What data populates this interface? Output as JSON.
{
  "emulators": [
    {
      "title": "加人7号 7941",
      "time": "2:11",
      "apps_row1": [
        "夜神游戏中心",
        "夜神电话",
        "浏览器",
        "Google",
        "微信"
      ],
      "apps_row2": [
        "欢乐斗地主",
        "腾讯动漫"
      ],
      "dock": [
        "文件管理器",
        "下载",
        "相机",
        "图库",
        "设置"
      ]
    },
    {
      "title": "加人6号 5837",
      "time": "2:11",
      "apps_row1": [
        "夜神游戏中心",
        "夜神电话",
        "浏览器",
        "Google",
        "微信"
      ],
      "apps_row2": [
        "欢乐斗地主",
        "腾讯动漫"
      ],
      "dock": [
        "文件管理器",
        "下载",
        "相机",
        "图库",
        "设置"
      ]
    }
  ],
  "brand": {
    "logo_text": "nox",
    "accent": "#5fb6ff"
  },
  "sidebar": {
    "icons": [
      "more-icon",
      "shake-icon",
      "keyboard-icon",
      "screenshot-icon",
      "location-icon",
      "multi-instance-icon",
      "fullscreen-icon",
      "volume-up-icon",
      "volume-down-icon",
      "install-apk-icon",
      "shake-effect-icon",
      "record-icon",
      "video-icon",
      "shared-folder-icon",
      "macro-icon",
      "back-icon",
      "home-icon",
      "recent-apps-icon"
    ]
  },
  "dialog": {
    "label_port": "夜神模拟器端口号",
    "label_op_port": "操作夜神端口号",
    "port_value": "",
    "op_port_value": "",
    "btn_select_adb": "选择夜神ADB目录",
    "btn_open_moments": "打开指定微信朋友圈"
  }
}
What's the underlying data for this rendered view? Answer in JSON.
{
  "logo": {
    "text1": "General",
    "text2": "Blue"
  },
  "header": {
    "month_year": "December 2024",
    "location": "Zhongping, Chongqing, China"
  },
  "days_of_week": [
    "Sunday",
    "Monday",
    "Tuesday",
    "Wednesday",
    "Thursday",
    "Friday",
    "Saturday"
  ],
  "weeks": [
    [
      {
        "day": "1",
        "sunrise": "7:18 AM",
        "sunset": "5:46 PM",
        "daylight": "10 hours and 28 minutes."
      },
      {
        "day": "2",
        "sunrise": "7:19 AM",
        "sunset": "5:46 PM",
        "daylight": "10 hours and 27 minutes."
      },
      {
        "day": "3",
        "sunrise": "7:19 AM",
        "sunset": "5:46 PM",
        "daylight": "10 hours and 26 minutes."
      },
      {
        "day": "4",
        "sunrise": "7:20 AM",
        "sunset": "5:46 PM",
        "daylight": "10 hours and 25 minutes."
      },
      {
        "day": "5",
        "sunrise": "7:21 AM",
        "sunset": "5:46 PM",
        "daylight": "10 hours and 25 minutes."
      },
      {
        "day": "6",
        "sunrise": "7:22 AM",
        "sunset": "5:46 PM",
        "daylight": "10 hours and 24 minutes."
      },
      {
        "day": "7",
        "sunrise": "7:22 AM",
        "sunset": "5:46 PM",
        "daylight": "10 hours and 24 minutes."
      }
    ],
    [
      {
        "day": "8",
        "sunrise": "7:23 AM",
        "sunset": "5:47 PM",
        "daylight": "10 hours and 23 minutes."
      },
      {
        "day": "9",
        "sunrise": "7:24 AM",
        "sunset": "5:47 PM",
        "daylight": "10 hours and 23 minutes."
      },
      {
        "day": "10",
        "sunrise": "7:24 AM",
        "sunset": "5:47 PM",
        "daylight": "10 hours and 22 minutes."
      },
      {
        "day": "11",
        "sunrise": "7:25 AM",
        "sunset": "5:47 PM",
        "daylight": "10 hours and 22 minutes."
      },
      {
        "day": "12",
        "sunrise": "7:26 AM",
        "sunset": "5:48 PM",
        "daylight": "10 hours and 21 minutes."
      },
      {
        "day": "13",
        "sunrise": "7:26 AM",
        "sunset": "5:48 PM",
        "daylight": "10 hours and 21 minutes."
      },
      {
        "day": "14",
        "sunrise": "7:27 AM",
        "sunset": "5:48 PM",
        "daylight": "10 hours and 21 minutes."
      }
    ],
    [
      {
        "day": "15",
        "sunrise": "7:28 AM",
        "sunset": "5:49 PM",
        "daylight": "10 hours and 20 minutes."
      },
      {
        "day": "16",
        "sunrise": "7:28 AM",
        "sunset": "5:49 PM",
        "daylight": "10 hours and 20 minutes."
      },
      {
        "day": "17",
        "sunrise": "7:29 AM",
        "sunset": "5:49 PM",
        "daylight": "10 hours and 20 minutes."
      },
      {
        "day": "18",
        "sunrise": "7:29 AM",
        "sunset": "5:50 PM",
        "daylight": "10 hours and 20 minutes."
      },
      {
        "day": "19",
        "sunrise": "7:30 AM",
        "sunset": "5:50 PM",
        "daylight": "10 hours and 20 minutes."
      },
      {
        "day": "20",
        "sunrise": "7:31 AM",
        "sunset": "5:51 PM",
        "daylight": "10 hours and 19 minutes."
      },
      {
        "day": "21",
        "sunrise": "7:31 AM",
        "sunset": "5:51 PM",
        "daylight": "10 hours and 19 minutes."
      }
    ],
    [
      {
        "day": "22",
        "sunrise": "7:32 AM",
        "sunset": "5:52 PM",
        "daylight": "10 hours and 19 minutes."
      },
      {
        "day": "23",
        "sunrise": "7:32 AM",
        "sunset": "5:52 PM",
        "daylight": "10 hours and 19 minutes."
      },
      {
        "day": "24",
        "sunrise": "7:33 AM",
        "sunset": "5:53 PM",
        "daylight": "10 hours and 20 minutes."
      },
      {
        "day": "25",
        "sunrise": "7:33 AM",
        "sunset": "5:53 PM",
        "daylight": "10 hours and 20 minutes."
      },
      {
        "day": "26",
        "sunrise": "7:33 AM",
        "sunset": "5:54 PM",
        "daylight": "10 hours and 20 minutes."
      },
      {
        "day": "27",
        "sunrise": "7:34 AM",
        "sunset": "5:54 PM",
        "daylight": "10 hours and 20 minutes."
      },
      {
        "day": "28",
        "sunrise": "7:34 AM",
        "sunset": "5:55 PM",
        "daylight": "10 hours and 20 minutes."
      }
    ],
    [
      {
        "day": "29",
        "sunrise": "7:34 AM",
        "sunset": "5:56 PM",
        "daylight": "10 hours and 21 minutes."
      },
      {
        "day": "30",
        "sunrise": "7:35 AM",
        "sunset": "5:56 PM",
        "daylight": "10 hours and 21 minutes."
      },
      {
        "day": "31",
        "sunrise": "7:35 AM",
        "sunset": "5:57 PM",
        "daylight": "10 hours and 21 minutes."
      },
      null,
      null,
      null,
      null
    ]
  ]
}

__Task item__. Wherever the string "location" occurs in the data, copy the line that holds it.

__Response__.
      "location-icon",
    "location": "Zhongping, Chongqing, China"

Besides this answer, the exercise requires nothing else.